But he was also a visionary in the best American mode, with an optimistic and enthusiastic take on society, technology, science, and the future. He built places devoted to bringing joy to children and inspiring them to dream deeply. He gave the world the vast legacy of his dreams in film and concrete and has inspired millions around the world with a vision of pluralism, tolerance, kindness, optimism and joy. For all of these reasons, whatever his human faults and foibles, Walter Elias Disney is, indeed, one of the Best of Us.

UPDATE: Welcome Fark.com! After you read this, feel free to have a look around. You’ve probably already seen this and this, but check out this fine piece about the One Laptop per Child program, this one about that nutcase Chavez, and, of course, this classic challenge.

Tolerance. Progressives. These words are something of a battle cry for the far left. They love to beat people over the head with them, claiming to exemplify both. The unfortunate fact is there is nothing tolerant or progressive about the Loonies in the Far Left. They like to think they possesses both traits, but in reality they only pay lip service to it. To make matters worse, when someone like Obama stands up and actually practices what he preaches, they go completely insane.

Obama recently spoke at a Gospel concert as part of a support rally, along side popular (albeit controversial) Gospel leader and singer Donnie McClurken. The Loonie Left are going absolutely crazy, and trying their darnedest to throw him under the bus for it. The issue is that McClurken believes that homosexuality is a choice, and a curse, which can be cured by God. In fact McClurken claims to have been cured of homosexuality himself.

I could see people having a problem with this if Obama was softening his position on gay rights, and simply vote whoring, but in fact, he isn’t. Neither he nor McClurken are trying to sugar coat their views, nor are they backing down from them. Both stated their beliefs unequivocally, but said that even though they disagree on homosexual politics, they agree on a lot more and are willing to focus on their shared goals and work around their disagreements.

In other words they are tolerating their differences and working for a more progressive understanding of each other.

I guess it shouldn’t amaze me that the Loonie Left are, in fact, Loons, but it does.

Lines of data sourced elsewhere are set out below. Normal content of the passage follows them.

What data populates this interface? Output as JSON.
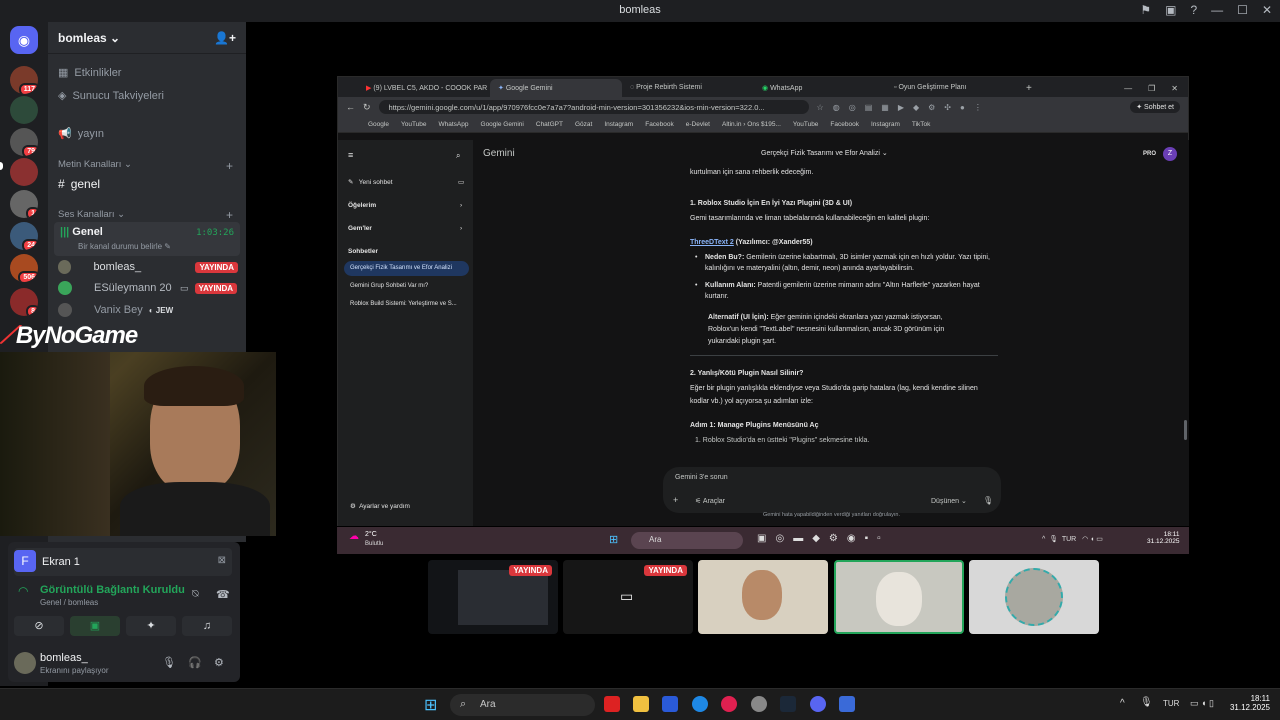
{
  "window_title": "bomleas",
  "server": {
    "name": "bomleas"
  },
  "rail_badges": [
    "117",
    "79",
    "1",
    "24",
    "506",
    "8"
  ],
  "channels": {
    "events": "Etkinlikler",
    "boosts": "Sunucu Takviyeleri",
    "yayin": "yayın",
    "text_category": "Metin Kanalları",
    "text_channel": "genel",
    "voice_category": "Ses Kanalları",
    "voice_channel": "Genel",
    "voice_timer": "1:03:26",
    "status_placeholder": "Bir kanal durumu belirle",
    "members": [
      {
        "name": "bomleas_",
        "live": "YAYINDA"
      },
      {
        "name": "ESüleymann 20",
        "live": "YAYINDA"
      },
      {
        "name": "Vanix Bey",
        "tag": "JEW"
      }
    ]
  },
  "overlay_brand": "ByNoGame",
  "voice_panel": {
    "screen_label": "Ekran 1",
    "screen_initial": "F",
    "connection": "Görüntülü Bağlantı Kuruldu",
    "location": "Genel / bomleas",
    "user": "bomleas_",
    "user_status": "Ekranını paylaşıyor"
  },
  "browser": {
    "tabs": [
      "(9) LVBEL C5, AKDO - COOOK PAR",
      "Google Gemini",
      "Proje Rebirth Sistemi",
      "WhatsApp",
      "Oyun Geliştirme Planı"
    ],
    "url": "https://gemini.google.com/u/1/app/970976fcc0e7a7a7?android-min-version=301356232&ios-min-version=322.0...",
    "share_label": "Sohbet et",
    "bookmarks": [
      "Google",
      "YouTube",
      "WhatsApp",
      "Google Gemini",
      "ChatGPT",
      "Gözat",
      "Instagram",
      "Facebook",
      "e-Devlet",
      "Altin.in › Ons $195...",
      "YouTube",
      "Facebook",
      "Instagram",
      "TikTok"
    ]
  },
  "gemini": {
    "brand": "Gemini",
    "new_chat": "Yeni sohbet",
    "items": "Öğelerim",
    "gems": "Gem'ler",
    "chats_title": "Sohbetler",
    "chats": [
      "Gerçekçi Fizik Tasarımı ve Efor Analizi",
      "Gemini Grup Sohbeti Var mı?",
      "Roblox Build Sistemi: Yerleştirme ve S..."
    ],
    "settings": "Ayarlar ve yardım",
    "conversation_title": "Gerçekçi Fizik Tasarımı ve Efor Analizi",
    "pro": "PRO",
    "avatar": "Z",
    "content": {
      "line0": "kurtulman için sana rehberlik edeceğim.",
      "h1": "1. Roblox Studio İçin En İyi Yazı Plugini (3D & UI)",
      "p1": "Gemi tasarımlarında ve liman tabelalarında kullanabileceğin en kaliteli plugin:",
      "link": "ThreeDText 2",
      "link_suffix": " (Yazılımcı: @Xander55)",
      "b1_bold": "Neden Bu?:",
      "b1": " Gemilerin üzerine kabartmalı, 3D isimler yazmak için en hızlı yoldur. Yazı tipini,",
      "b1b": "kalınlığını ve materyalini (altın, demir, neon) anında ayarlayabilirsin.",
      "b2_bold": "Kullanım Alanı:",
      "b2": " Patentli gemilerin üzerine mimarın adını \"Altın Harflerle\" yazarken hayat",
      "b2b": "kurtarır.",
      "alt_bold": "Alternatif (UI İçin):",
      "alt": " Eğer geminin içindeki ekranlara yazı yazmak istiyorsan,",
      "alt2": "Roblox'un kendi \"TextLabel\" nesnesini kullanmalısın, ancak 3D görünüm için",
      "alt3": "yukarıdaki plugin şart.",
      "h2": "2. Yanlış/Kötü Plugin Nasıl Silinir?",
      "p2": "Eğer bir plugin yanlışlıkla eklendiyse veya Studio'da garip hatalara (lag, kendi kendine silinen",
      "p2b": "kodlar vb.) yol açıyorsa şu adımları izle:",
      "h3": "Adım 1: Manage Plugins Menüsünü Aç",
      "step1": "1.  Roblox Studio'da en üstteki \"Plugins\" sekmesine tıkla."
    },
    "prompt_placeholder": "Gemini 3'e sorun",
    "tools": "Araçlar",
    "mode": "Düşünen",
    "disclaimer": "Gemini hata yapabildiğinden verdiği yanıtları doğrulayın."
  },
  "inner_taskbar": {
    "weather_temp": "2°C",
    "weather_desc": "Bulutlu",
    "search": "Ara",
    "lang": "TUR",
    "time": "18:11",
    "date": "31.12.2025"
  },
  "stream_tiles": [
    {
      "live": "YAYINDA"
    },
    {
      "live": "YAYINDA"
    }
  ],
  "taskbar": {
    "search": "Ara",
    "lang": "TUR",
    "time": "18:11",
    "date": "31.12.2025"
  }
}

One of the biggest issues Obama has been pushing for is cooperation on common goals, and trying to build bridges in spite of differences. Why are folks surprised and angry when he practices what he preaches? Personally I think this incident builds credence for both Obama and McClurken. It proves that both are willing to tolerate beliefs they vehemently disagree with, so that they can focus on bigger, deeper issues which they do agree on.

This is tolerance people. Tolerance is the willingness to allow others to express beliefs, even when you don’t agree with them. How the Left got so mixed up as to believe that tolerance means “agreeing with the far left” is beyond me, but they really need to invest in a dictionary. Tolerance isn’t when everyone smiles and claims to have the same opinion. Its when two people with radically different views can link arms and support each other’s rights, despite their differences.

Its also a very progressive view. Progressive views are not defined as “views held by the uber-leftists”. They are defined as those views which move us forward as a culture. Deepening divisions and blindly insisting that everyone must agree with you is anything but progressive. The willingness to work with people you disagree with, however, is true progress.

Hopefully the Loons will come to their senses, but I doubt it. I guess those of us who are sane will at least know who to blame when Hilary Clinton is elected, ushering in 1,000 years of darkness and despair. Those of you who decided you couldn’t be bothered to learn the actual definition of tolerance, and threw the only Democratic candidate who actually practiced tolerance under the bus.

-Angry Midwesterner